Aside from some brief Bloomberg dispatches to those with a live connections, we have simply stopped talking about what we call the Great European Circus (i.e. the succession of contradictory statements by eurozone political and monetary officials) since they have become so absurd as to become utterly boring.
The funniest part, if it only were not true, is the unfortunate coincidence between the warning issued to European officials by Mr Zhu Min, Vice-Governor of the Peoples Bank of China, in Hong Kong this morning and the announcement by Jean-Claude Trichet before the European Parliament of his about-face on collateral eligibility rules for 2011. Judge for yourself:
Mr Zhu Min :
"Greece is only one case, but it's only a tip of the iceberg. I don't think Greece will go bankrupt because it's still relatively small, but we don't see decisive action that tells the market. 'We can solve it, we can close it,' so the market is very volatile."
He called Spain and Italy the "main concern today."
Mr Trichet :
“It is the intention of the ECB’s Governing Council to keep the minimum credit threshold in the collateral framework at investment grade level (BBB-) beyond the end of 2010.
In parallel, we would introduce, as of January 2011, a graded haircut schedule, which will continue to adequately protect the Eurosystem.”
Our longstanding Thaler's Corner readers know how much I really hate to fire on the Frankfurt ambulance, but this decision by Mr T to unveil such an important move outside of the sleeping ECB post-meetings may bring back memories.
Fast Rewind to March 2009 :
Chinese Premier Wen Jinbao, 13 March 2009 :
“We have lent a huge amount of money to the U.S. Of course we are concerned about the safety of our assets"
"To be honest, I am definitely a little worried."
(I call) on the United States to "maintain its good credit, to honor its promises and to guarantee the safety of China's assets."
Ben S. Bernanke, FOMC press release, le 18 march 2009 :
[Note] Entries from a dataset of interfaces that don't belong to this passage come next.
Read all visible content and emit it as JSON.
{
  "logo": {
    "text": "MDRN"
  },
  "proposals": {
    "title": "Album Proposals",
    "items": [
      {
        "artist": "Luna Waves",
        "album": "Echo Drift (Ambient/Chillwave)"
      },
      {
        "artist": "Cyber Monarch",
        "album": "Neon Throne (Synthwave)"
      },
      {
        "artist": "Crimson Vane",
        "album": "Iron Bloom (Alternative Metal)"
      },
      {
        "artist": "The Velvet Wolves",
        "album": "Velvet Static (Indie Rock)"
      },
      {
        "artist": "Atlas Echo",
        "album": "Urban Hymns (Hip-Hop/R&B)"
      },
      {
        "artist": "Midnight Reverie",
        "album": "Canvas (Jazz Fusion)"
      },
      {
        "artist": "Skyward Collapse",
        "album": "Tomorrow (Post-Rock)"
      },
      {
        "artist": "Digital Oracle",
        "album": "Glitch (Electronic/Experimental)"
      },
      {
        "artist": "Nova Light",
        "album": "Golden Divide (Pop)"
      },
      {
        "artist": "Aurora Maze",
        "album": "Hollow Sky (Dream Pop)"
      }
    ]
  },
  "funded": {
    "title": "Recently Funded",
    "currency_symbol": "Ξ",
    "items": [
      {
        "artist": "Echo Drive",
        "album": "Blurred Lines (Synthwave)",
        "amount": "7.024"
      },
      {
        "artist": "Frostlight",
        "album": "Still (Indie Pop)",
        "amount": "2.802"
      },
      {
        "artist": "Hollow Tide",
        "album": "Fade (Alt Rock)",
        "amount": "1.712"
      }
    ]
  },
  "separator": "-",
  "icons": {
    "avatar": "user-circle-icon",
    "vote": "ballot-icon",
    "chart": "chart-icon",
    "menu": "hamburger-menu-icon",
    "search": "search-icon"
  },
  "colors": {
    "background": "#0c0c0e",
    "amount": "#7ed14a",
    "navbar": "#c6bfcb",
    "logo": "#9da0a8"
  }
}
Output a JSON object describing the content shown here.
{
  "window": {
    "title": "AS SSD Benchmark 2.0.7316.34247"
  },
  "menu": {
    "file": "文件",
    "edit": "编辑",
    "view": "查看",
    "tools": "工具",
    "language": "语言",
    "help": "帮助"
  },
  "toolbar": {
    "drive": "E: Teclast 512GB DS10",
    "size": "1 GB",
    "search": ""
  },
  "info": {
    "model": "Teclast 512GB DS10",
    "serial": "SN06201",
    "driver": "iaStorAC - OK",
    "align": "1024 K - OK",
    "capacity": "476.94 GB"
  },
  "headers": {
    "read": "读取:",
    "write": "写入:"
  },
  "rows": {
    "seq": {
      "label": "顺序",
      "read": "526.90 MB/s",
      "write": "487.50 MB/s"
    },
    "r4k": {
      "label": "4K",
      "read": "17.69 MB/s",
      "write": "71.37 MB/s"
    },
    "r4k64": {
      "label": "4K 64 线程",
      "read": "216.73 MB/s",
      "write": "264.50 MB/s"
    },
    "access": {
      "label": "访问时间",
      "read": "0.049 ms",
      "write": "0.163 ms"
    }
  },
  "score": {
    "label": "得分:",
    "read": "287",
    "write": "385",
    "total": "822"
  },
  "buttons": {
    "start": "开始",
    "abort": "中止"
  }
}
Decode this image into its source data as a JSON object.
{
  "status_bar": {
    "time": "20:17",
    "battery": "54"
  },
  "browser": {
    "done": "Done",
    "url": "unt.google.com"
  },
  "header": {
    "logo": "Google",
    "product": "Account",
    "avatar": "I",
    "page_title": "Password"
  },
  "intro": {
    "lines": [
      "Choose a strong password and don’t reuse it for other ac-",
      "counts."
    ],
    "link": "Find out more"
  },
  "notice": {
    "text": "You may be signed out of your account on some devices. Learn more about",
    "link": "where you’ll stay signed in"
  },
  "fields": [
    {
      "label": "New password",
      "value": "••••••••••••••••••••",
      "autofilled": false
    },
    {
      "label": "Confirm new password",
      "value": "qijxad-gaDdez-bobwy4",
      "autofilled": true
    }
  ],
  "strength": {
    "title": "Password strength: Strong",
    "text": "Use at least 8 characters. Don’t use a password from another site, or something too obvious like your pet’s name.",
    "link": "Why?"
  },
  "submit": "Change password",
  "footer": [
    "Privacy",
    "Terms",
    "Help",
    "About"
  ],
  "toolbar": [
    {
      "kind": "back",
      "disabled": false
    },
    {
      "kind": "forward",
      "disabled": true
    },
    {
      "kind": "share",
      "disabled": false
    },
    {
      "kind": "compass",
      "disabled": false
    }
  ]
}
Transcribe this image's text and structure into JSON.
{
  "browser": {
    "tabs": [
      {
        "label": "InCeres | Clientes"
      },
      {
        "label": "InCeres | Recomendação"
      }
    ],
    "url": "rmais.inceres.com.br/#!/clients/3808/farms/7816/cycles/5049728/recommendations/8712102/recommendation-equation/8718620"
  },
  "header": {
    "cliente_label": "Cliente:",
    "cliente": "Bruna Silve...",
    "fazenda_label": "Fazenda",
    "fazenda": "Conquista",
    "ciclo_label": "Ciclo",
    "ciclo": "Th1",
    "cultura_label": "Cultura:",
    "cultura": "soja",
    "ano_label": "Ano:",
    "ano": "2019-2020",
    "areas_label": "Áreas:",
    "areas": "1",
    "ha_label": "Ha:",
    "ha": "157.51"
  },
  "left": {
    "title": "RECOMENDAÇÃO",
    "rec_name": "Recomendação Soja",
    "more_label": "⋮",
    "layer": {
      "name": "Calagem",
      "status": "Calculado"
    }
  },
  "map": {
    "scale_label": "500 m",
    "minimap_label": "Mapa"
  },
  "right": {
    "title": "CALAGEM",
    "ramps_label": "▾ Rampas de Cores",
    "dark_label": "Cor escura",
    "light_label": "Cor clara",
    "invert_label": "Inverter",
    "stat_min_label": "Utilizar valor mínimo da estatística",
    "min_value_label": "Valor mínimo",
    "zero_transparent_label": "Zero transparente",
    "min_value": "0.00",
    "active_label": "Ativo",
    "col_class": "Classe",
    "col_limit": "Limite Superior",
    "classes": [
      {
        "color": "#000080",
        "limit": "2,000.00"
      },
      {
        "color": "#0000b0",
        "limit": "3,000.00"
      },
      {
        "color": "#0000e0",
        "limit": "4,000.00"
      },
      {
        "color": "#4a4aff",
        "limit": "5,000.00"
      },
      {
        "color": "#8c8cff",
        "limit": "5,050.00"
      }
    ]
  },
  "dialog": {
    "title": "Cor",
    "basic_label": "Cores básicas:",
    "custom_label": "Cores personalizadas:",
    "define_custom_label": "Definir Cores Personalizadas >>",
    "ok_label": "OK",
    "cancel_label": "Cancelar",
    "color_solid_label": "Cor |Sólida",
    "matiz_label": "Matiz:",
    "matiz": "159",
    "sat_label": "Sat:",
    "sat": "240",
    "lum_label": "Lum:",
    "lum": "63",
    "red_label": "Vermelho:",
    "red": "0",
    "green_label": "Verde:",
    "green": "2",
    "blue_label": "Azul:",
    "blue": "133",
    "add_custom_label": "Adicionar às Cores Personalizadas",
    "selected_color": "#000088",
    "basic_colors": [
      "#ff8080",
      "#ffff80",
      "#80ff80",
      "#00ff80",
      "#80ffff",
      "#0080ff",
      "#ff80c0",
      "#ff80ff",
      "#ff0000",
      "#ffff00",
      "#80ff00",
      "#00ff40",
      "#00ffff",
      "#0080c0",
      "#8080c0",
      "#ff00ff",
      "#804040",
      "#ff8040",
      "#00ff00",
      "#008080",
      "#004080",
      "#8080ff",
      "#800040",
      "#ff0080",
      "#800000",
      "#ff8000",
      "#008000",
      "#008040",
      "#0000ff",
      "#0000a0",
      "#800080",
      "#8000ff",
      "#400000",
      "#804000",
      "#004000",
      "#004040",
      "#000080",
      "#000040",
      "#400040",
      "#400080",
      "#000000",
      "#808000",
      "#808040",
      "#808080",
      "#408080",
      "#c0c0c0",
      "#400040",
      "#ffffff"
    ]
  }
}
To provide greater support to mortgage lending and housing markets, the Committee decided today to increase the size of the Federal Reserve’s balance sheet further by purchasing up to an additional $750 billion of agency mortgage-backed securities, bringing its total purchases of these securities to up to $1.25 trillion this year, and to increase its purchases of agency debt this year by up to $100 billion to a total of up to $200 billion.
Moreover, to help improve conditions in private credit markets, the Committee decided to purchase up to $300 billion of longer-term Treasury securities over the next six months
Back to the Future:
The important thing is that the man who holds the key to all those European funds, Mr T, finally makes a decision. To wrap up today's short note, I have taken an extract from his speech which may bring a smile to the faces of those who have been anxiously observing the recent turn of events.
In the current circumstances, where Europe faces further pivotal decisions, it is more important than ever to recognise that a prosperous union requires determined action by all.
Whatever direction the upcoming decisions regarding the current situation may take, the most important issue is that Europe’s policy-makers live up to their responsibilities.
Monetary Union in Europe is far more than a monetary arrangement. It is a union of shared destiny.
Wir teilen ein gemeinsames Schicksal. Nous partageons un destin commun. Condividiamo un destino commune. Compartimos un destino común.
For those still interested in the macro picture (yes, there are still a few), check out these figures:
· M3 and private-sector banking sector loans contracting (-0.4%) on the eurozone.
· Consumer spending in France for February declined -1.2%, vs expectations of +0.4%.
· In Italy, this indicator fell -0.5% in January, vs expectations of +0.1%.
· Check out the graph, below, illustrating the deflationist entropy, with inter-enterprise services prices, published this morning, down -1.5% y-o-y, the steepest fall since 1985.
Inter-enterprise services prices in Japan
Have a good day.
Asset allocation baises:
- Interest rates: We consider that history is still on the side of flattening, and our choices in maturities and structures, below, brings an added measure of protection.
- Equities: Stock markets remain generally murky, which, on the other hand, can be seen in the very low implied volatility levels of Eurostoxx options. We are beginning to see some opportunist switches (long or short) vs long option positions (calls or puts).
Moreover, beacuse of my conviction in the inevitability of a Greek bail-out, I am not proposing anymore the same hedging strategies (put ratios or ladders).
Disclosure: Long 20 years OAT and 30 years BTP Zero Coupons, EDF Corp 5 Years 4.5%, Grece 2 Y and 10 Y bonds